▶ [Exercise]: Across the whole listing, copy out every line that includes the string "title".

--

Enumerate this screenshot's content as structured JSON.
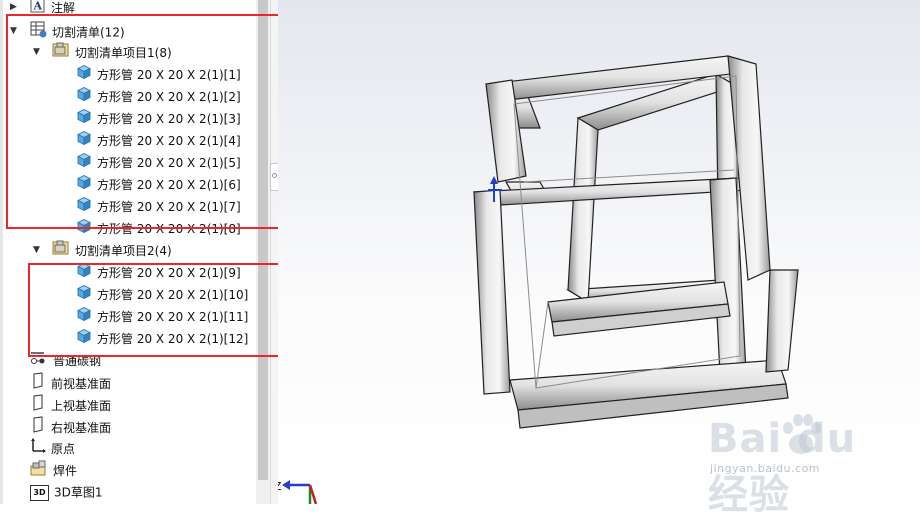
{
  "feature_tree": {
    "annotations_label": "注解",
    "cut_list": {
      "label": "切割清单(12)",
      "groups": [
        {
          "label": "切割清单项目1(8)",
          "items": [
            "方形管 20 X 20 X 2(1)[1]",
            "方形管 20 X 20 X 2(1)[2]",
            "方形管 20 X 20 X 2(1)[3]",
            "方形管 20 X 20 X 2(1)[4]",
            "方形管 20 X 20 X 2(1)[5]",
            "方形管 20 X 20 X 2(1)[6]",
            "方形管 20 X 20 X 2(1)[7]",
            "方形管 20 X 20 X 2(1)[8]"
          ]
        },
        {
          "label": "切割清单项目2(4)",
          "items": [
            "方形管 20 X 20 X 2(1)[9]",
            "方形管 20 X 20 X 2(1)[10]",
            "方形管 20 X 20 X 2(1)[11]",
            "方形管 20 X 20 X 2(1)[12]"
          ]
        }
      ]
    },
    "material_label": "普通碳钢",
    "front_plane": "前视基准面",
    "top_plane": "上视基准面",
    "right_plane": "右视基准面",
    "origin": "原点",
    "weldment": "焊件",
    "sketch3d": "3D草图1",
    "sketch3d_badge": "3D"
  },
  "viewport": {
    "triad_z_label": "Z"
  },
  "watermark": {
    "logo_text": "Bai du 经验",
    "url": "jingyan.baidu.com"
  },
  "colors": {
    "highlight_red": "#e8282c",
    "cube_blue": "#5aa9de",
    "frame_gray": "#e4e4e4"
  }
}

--

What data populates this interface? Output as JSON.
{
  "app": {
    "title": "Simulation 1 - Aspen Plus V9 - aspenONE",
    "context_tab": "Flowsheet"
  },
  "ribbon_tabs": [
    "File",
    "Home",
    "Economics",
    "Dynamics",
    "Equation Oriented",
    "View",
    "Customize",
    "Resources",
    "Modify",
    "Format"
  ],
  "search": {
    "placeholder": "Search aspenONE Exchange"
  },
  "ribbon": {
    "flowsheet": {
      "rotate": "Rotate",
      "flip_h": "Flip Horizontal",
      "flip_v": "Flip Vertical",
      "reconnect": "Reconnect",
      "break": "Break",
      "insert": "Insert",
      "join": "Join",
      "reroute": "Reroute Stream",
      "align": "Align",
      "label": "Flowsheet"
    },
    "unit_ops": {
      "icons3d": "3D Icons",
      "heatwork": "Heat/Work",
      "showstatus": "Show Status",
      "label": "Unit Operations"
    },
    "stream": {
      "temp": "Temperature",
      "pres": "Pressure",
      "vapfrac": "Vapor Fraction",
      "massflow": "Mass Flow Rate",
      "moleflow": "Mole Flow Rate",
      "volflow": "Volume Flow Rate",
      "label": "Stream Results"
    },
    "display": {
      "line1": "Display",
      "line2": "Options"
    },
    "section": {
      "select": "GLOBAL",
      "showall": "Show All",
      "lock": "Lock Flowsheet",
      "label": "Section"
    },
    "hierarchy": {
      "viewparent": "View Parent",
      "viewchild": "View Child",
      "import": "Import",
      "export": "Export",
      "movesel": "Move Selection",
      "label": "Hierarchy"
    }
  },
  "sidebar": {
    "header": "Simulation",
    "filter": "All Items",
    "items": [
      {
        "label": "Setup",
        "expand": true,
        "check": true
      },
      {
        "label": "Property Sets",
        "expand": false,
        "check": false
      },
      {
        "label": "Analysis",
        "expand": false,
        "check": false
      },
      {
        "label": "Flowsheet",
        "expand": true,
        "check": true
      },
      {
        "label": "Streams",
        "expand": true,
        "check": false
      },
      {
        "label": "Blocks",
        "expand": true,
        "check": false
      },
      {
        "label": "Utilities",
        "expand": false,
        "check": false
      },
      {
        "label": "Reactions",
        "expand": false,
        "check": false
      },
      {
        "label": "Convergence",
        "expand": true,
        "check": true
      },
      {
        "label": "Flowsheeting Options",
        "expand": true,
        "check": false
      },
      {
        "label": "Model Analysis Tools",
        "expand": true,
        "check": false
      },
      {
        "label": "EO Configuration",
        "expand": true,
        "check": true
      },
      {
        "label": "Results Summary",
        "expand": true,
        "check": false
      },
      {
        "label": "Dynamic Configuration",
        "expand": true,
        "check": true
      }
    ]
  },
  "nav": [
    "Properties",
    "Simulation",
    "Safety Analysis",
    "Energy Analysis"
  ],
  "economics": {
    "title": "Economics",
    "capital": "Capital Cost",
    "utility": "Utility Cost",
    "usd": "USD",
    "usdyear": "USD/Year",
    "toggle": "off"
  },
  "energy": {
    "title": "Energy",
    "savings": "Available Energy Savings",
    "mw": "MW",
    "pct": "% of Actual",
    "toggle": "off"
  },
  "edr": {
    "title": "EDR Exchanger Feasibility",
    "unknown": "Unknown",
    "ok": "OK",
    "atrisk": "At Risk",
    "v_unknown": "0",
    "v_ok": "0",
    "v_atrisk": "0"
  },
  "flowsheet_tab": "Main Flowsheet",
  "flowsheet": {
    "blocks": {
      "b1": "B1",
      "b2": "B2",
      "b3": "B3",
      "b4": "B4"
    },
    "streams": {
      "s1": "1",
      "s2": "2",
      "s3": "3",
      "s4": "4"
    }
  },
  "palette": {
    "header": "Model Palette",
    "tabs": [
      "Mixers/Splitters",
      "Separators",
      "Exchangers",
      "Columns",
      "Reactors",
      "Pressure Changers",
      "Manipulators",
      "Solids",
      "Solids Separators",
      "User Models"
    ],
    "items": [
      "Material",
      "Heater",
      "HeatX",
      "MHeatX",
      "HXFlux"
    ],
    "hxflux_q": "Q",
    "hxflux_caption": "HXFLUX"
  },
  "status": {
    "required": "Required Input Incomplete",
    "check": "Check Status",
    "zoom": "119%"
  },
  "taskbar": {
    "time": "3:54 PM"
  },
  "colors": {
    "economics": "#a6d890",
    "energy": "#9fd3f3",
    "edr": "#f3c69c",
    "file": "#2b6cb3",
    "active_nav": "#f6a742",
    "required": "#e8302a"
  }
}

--

▶ [Task result]:
    "title": "Simulation 1 - Aspen Plus V9 - aspenONE",
    "title": "Economics",
    "title": "Energy",
    "title": "EDR Exchanger Feasibility",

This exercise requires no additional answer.